**GIVEN DATA:**
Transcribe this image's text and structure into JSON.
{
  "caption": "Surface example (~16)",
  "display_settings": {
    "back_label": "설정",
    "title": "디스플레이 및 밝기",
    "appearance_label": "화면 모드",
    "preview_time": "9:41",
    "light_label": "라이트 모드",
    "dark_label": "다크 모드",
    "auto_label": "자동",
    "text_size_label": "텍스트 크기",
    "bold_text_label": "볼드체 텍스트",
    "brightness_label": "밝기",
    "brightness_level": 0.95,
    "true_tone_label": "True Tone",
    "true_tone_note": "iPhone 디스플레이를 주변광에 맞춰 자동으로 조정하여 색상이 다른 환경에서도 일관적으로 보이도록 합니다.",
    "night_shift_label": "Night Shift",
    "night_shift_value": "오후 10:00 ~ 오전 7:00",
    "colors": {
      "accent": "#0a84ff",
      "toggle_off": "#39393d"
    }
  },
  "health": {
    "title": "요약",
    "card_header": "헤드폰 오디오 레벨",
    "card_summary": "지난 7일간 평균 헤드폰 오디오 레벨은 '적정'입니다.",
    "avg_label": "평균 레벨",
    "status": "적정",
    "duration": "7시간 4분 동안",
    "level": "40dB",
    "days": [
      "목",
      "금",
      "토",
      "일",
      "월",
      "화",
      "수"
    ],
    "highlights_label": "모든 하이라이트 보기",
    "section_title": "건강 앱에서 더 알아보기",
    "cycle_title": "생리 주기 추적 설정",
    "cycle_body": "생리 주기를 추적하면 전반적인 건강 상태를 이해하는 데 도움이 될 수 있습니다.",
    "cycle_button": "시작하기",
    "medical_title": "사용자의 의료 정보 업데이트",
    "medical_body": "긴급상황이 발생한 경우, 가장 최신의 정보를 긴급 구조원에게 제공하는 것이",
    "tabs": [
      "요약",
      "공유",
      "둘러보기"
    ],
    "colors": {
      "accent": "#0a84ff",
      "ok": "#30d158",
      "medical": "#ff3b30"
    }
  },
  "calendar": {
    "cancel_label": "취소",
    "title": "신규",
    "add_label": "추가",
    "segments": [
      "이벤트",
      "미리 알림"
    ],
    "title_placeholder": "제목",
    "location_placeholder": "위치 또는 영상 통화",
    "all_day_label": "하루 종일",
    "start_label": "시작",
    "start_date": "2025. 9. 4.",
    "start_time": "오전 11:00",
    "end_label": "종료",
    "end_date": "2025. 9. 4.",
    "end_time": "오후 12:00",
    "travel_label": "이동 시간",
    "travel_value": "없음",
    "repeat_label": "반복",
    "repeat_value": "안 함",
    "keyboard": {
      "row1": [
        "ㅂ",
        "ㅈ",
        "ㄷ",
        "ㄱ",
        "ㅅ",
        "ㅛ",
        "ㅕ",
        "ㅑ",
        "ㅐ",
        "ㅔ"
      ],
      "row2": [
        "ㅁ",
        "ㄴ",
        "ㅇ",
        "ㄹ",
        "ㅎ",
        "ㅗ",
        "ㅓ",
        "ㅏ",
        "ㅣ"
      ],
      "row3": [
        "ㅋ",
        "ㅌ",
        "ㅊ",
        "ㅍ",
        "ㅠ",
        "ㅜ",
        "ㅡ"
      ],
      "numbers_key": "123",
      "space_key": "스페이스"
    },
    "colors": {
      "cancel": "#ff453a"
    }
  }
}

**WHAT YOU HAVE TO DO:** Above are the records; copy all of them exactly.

**OUTPUT FOR THIS TASK:**
Transcribe this image's text and structure into JSON.
{
  "caption": "Surface example (~16)",
  "display_settings": {
    "back_label": "설정",
    "title": "디스플레이 및 밝기",
    "appearance_label": "화면 모드",
    "preview_time": "9:41",
    "light_label": "라이트 모드",
    "dark_label": "다크 모드",
    "auto_label": "자동",
    "text_size_label": "텍스트 크기",
    "bold_text_label": "볼드체 텍스트",
    "brightness_label": "밝기",
    "brightness_level": 0.95,
    "true_tone_label": "True Tone",
    "true_tone_note": "iPhone 디스플레이를 주변광에 맞춰 자동으로 조정하여 색상이 다른 환경에서도 일관적으로 보이도록 합니다.",
    "night_shift_label": "Night Shift",
    "night_shift_value": "오후 10:00 ~ 오전 7:00",
    "colors": {
      "accent": "#0a84ff",
      "toggle_off": "#39393d"
    }
  },
  "health": {
    "title": "요약",
    "card_header": "헤드폰 오디오 레벨",
    "card_summary": "지난 7일간 평균 헤드폰 오디오 레벨은 '적정'입니다.",
    "avg_label": "평균 레벨",
    "status": "적정",
    "duration": "7시간 4분 동안",
    "level": "40dB",
    "days": [
      "목",
      "금",
      "토",
      "일",
      "월",
      "화",
      "수"
    ],
    "highlights_label": "모든 하이라이트 보기",
    "section_title": "건강 앱에서 더 알아보기",
    "cycle_title": "생리 주기 추적 설정",
    "cycle_body": "생리 주기를 추적하면 전반적인 건강 상태를 이해하는 데 도움이 될 수 있습니다.",
    "cycle_button": "시작하기",
    "medical_title": "사용자의 의료 정보 업데이트",
    "medical_body": "긴급상황이 발생한 경우, 가장 최신의 정보를 긴급 구조원에게 제공하는 것이",
    "tabs": [
      "요약",
      "공유",
      "둘러보기"
    ],
    "colors": {
      "accent": "#0a84ff",
      "ok": "#30d158",
      "medical": "#ff3b30"
    }
  },
  "calendar": {
    "cancel_label": "취소",
    "title": "신규",
    "add_label": "추가",
    "segments": [
      "이벤트",
      "미리 알림"
    ],
    "title_placeholder": "제목",
    "location_placeholder": "위치 또는 영상 통화",
    "all_day_label": "하루 종일",
    "start_label": "시작",
    "start_date": "2025. 9. 4.",
    "start_time": "오전 11:00",
    "end_label": "종료",
    "end_date": "2025. 9. 4.",
    "end_time": "오후 12:00",
    "travel_label": "이동 시간",
    "travel_value": "없음",
    "repeat_label": "반복",
    "repeat_value": "안 함",
    "keyboard": {
      "row1": [
        "ㅂ",
        "ㅈ",
        "ㄷ",
        "ㄱ",
        "ㅅ",
        "ㅛ",
        "ㅕ",
        "ㅑ",
        "ㅐ",
        "ㅔ"
      ],
      "row2": [
        "ㅁ",
        "ㄴ",
        "ㅇ",
        "ㄹ",
        "ㅎ",
        "ㅗ",
        "ㅓ",
        "ㅏ",
        "ㅣ"
      ],
      "row3": [
        "ㅋ",
        "ㅌ",
        "ㅊ",
        "ㅍ",
        "ㅠ",
        "ㅜ",
        "ㅡ"
      ],
      "numbers_key": "123",
      "space_key": "스페이스"
    },
    "colors": {
      "cancel": "#ff453a"
    }
  }
}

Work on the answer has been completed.